◆ TASK REQUIREMENTS
Could you write out the records below exactly as they appear?

◆ SOURCE MATERIAL
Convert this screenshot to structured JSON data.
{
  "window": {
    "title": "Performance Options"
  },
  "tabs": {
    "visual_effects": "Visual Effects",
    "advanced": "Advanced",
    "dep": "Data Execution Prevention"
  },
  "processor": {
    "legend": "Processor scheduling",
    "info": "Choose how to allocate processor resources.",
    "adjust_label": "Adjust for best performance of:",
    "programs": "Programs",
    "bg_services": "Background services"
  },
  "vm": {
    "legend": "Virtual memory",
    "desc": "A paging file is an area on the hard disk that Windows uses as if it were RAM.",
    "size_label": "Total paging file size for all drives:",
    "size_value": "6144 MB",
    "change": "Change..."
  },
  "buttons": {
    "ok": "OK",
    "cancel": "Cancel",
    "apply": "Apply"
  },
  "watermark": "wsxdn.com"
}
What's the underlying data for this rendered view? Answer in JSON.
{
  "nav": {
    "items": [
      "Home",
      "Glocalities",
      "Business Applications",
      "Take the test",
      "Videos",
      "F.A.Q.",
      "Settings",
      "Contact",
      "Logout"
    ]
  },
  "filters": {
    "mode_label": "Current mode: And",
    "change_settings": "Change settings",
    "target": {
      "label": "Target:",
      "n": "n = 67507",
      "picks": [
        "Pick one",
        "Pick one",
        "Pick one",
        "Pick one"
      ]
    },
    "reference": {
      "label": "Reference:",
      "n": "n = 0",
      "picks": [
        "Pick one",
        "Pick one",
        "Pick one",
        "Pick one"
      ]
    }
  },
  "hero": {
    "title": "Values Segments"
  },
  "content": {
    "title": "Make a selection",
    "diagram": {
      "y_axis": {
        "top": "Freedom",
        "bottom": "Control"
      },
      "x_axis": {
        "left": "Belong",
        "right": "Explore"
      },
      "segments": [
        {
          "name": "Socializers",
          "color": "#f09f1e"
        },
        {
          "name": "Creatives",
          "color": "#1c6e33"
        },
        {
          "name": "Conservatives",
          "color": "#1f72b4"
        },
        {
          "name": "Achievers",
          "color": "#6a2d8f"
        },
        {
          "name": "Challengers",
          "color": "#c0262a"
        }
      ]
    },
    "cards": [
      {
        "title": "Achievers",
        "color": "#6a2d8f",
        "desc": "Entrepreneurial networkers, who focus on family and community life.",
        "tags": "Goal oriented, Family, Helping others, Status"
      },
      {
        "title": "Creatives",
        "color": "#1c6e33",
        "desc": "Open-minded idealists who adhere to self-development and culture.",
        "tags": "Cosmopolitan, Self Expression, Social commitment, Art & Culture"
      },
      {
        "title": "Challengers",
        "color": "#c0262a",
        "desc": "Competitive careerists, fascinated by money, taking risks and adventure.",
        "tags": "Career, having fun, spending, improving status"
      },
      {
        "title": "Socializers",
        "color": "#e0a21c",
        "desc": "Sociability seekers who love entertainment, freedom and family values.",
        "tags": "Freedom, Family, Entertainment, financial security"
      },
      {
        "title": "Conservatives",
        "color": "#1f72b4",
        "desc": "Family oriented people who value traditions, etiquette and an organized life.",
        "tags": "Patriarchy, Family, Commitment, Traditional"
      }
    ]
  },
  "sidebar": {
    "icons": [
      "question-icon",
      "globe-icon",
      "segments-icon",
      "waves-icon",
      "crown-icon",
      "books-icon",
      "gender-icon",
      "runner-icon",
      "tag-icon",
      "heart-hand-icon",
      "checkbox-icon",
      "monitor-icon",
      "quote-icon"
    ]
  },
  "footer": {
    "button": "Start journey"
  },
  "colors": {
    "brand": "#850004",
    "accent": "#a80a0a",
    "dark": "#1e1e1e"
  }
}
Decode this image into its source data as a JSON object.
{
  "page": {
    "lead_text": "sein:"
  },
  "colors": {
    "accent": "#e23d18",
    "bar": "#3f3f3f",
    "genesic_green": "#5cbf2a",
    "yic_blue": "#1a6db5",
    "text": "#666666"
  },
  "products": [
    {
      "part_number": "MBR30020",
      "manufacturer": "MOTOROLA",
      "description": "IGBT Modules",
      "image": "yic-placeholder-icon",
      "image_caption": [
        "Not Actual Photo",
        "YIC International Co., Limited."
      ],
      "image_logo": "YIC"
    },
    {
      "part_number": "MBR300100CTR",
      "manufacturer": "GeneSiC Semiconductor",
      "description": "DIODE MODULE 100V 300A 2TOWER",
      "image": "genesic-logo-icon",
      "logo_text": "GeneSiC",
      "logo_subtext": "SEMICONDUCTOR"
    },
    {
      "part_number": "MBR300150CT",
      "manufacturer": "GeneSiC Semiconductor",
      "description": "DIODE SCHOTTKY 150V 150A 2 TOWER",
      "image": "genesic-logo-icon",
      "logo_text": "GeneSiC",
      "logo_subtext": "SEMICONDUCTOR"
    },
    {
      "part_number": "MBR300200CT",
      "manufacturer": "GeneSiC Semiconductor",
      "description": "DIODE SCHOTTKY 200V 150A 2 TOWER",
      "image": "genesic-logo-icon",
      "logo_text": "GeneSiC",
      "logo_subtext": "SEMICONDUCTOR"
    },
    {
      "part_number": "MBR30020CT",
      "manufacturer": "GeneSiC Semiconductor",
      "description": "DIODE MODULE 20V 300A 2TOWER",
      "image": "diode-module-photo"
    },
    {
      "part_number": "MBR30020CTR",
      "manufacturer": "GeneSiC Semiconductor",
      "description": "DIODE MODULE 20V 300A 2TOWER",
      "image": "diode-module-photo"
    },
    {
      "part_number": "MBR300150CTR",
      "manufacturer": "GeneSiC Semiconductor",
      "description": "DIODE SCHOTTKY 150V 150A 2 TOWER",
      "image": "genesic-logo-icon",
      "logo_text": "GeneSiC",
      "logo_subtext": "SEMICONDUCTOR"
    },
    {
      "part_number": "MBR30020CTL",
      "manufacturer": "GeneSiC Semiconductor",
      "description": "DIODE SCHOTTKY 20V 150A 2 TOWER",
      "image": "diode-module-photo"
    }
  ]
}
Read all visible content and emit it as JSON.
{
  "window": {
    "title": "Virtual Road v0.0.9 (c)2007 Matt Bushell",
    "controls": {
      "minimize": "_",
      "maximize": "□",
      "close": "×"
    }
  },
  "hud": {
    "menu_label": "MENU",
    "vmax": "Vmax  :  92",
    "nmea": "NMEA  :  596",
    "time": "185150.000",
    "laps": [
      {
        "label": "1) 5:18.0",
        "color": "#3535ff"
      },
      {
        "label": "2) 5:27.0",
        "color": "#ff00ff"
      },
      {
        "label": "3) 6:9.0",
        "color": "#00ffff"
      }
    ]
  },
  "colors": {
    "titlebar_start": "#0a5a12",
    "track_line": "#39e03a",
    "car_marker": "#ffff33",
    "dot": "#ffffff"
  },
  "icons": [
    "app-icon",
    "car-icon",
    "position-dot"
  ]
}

◆ YOUR RESPONSE
Convert this screenshot to structured JSON data.
{
  "window": {
    "title": "Performance Options"
  },
  "tabs": {
    "visual_effects": "Visual Effects",
    "advanced": "Advanced",
    "dep": "Data Execution Prevention"
  },
  "processor": {
    "legend": "Processor scheduling",
    "info": "Choose how to allocate processor resources.",
    "adjust_label": "Adjust for best performance of:",
    "programs": "Programs",
    "bg_services": "Background services"
  },
  "vm": {
    "legend": "Virtual memory",
    "desc": "A paging file is an area on the hard disk that Windows uses as if it were RAM.",
    "size_label": "Total paging file size for all drives:",
    "size_value": "6144 MB",
    "change": "Change..."
  },
  "buttons": {
    "ok": "OK",
    "cancel": "Cancel",
    "apply": "Apply"
  },
  "watermark": "wsxdn.com"
}
What's the underlying data for this rendered view? Answer in JSON.
{
  "nav": {
    "items": [
      "Home",
      "Glocalities",
      "Business Applications",
      "Take the test",
      "Videos",
      "F.A.Q.",
      "Settings",
      "Contact",
      "Logout"
    ]
  },
  "filters": {
    "mode_label": "Current mode: And",
    "change_settings": "Change settings",
    "target": {
      "label": "Target:",
      "n": "n = 67507",
      "picks": [
        "Pick one",
        "Pick one",
        "Pick one",
        "Pick one"
      ]
    },
    "reference": {
      "label": "Reference:",
      "n": "n = 0",
      "picks": [
        "Pick one",
        "Pick one",
        "Pick one",
        "Pick one"
      ]
    }
  },
  "hero": {
    "title": "Values Segments"
  },
  "content": {
    "title": "Make a selection",
    "diagram": {
      "y_axis": {
        "top": "Freedom",
        "bottom": "Control"
      },
      "x_axis": {
        "left": "Belong",
        "right": "Explore"
      },
      "segments": [
        {
          "name": "Socializers",
          "color": "#f09f1e"
        },
        {
          "name": "Creatives",
          "color": "#1c6e33"
        },
        {
          "name": "Conservatives",
          "color": "#1f72b4"
        },
        {
          "name": "Achievers",
          "color": "#6a2d8f"
        },
        {
          "name": "Challengers",
          "color": "#c0262a"
        }
      ]
    },
    "cards": [
      {
        "title": "Achievers",
        "color": "#6a2d8f",
        "desc": "Entrepreneurial networkers, who focus on family and community life.",
        "tags": "Goal oriented, Family, Helping others, Status"
      },
      {
        "title": "Creatives",
        "color": "#1c6e33",
        "desc": "Open-minded idealists who adhere to self-development and culture.",
        "tags": "Cosmopolitan, Self Expression, Social commitment, Art & Culture"
      },
      {
        "title": "Challengers",
        "color": "#c0262a",
        "desc": "Competitive careerists, fascinated by money, taking risks and adventure.",
        "tags": "Career, having fun, spending, improving status"
      },
      {
        "title": "Socializers",
        "color": "#e0a21c",
        "desc": "Sociability seekers who love entertainment, freedom and family values.",
        "tags": "Freedom, Family, Entertainment, financial security"
      },
      {
        "title": "Conservatives",
        "color": "#1f72b4",
        "desc": "Family oriented people who value traditions, etiquette and an organized life.",
        "tags": "Patriarchy, Family, Commitment, Traditional"
      }
    ]
  },
  "sidebar": {
    "icons": [
      "question-icon",
      "globe-icon",
      "segments-icon",
      "waves-icon",
      "crown-icon",
      "books-icon",
      "gender-icon",
      "runner-icon",
      "tag-icon",
      "heart-hand-icon",
      "checkbox-icon",
      "monitor-icon",
      "quote-icon"
    ]
  },
  "footer": {
    "button": "Start journey"
  },
  "colors": {
    "brand": "#850004",
    "accent": "#a80a0a",
    "dark": "#1e1e1e"
  }
}
Decode this image into its source data as a JSON object.
{
  "page": {
    "lead_text": "sein:"
  },
  "colors": {
    "accent": "#e23d18",
    "bar": "#3f3f3f",
    "genesic_green": "#5cbf2a",
    "yic_blue": "#1a6db5",
    "text": "#666666"
  },
  "products": [
    {
      "part_number": "MBR30020",
      "manufacturer": "MOTOROLA",
      "description": "IGBT Modules",
      "image": "yic-placeholder-icon",
      "image_caption": [
        "Not Actual Photo",
        "YIC International Co., Limited."
      ],
      "image_logo": "YIC"
    },
    {
      "part_number": "MBR300100CTR",
      "manufacturer": "GeneSiC Semiconductor",
      "description": "DIODE MODULE 100V 300A 2TOWER",
      "image": "genesic-logo-icon",
      "logo_text": "GeneSiC",
      "logo_subtext": "SEMICONDUCTOR"
    },
    {
      "part_number": "MBR300150CT",
      "manufacturer": "GeneSiC Semiconductor",
      "description": "DIODE SCHOTTKY 150V 150A 2 TOWER",
      "image": "genesic-logo-icon",
      "logo_text": "GeneSiC",
      "logo_subtext": "SEMICONDUCTOR"
    },
    {
      "part_number": "MBR300200CT",
      "manufacturer": "GeneSiC Semiconductor",
      "description": "DIODE SCHOTTKY 200V 150A 2 TOWER",
      "image": "genesic-logo-icon",
      "logo_text": "GeneSiC",
      "logo_subtext": "SEMICONDUCTOR"
    },
    {
      "part_number": "MBR30020CT",
      "manufacturer": "GeneSiC Semiconductor",
      "description": "DIODE MODULE 20V 300A 2TOWER",
      "image": "diode-module-photo"
    },
    {
      "part_number": "MBR30020CTR",
      "manufacturer": "GeneSiC Semiconductor",
      "description": "DIODE MODULE 20V 300A 2TOWER",
      "image": "diode-module-photo"
    },
    {
      "part_number": "MBR300150CTR",
      "manufacturer": "GeneSiC Semiconductor",
      "description": "DIODE SCHOTTKY 150V 150A 2 TOWER",
      "image": "genesic-logo-icon",
      "logo_text": "GeneSiC",
      "logo_subtext": "SEMICONDUCTOR"
    },
    {
      "part_number": "MBR30020CTL",
      "manufacturer": "GeneSiC Semiconductor",
      "description": "DIODE SCHOTTKY 20V 150A 2 TOWER",
      "image": "diode-module-photo"
    }
  ]
}
Read all visible content and emit it as JSON.
{
  "window": {
    "title": "Virtual Road v0.0.9 (c)2007 Matt Bushell",
    "controls": {
      "minimize": "_",
      "maximize": "□",
      "close": "×"
    }
  },
  "hud": {
    "menu_label": "MENU",
    "vmax": "Vmax  :  92",
    "nmea": "NMEA  :  596",
    "time": "185150.000",
    "laps": [
      {
        "label": "1) 5:18.0",
        "color": "#3535ff"
      },
      {
        "label": "2) 5:27.0",
        "color": "#ff00ff"
      },
      {
        "label": "3) 6:9.0",
        "color": "#00ffff"
      }
    ]
  },
  "colors": {
    "titlebar_start": "#0a5a12",
    "track_line": "#39e03a",
    "car_marker": "#ffff33",
    "dot": "#ffffff"
  },
  "icons": [
    "app-icon",
    "car-icon",
    "position-dot"
  ]
}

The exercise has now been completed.